Saved entries:
——————
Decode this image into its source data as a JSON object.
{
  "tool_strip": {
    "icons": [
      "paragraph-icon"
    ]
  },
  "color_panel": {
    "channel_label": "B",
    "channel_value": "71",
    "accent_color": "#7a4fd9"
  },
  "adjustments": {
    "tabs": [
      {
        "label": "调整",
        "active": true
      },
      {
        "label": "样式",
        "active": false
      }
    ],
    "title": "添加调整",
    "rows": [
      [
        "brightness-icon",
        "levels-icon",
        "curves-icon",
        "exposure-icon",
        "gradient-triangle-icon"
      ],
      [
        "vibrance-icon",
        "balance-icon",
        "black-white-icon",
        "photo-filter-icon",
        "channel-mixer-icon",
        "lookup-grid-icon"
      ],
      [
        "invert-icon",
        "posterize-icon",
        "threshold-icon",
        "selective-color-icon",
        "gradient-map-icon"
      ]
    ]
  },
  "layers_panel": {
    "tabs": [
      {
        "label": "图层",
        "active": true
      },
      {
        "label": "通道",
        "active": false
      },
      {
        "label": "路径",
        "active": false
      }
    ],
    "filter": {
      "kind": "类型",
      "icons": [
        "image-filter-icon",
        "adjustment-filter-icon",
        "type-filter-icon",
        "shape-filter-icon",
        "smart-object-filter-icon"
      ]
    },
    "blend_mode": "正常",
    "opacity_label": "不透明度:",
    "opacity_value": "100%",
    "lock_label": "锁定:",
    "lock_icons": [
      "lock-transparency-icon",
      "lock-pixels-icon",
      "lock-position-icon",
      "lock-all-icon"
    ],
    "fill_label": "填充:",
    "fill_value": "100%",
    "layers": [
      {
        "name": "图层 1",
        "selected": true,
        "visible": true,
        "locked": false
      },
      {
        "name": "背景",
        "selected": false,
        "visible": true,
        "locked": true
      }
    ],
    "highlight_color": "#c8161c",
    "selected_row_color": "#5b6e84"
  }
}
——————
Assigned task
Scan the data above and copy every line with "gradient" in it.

Task output
        "gradient-triangle-icon"
        "gradient-map-icon"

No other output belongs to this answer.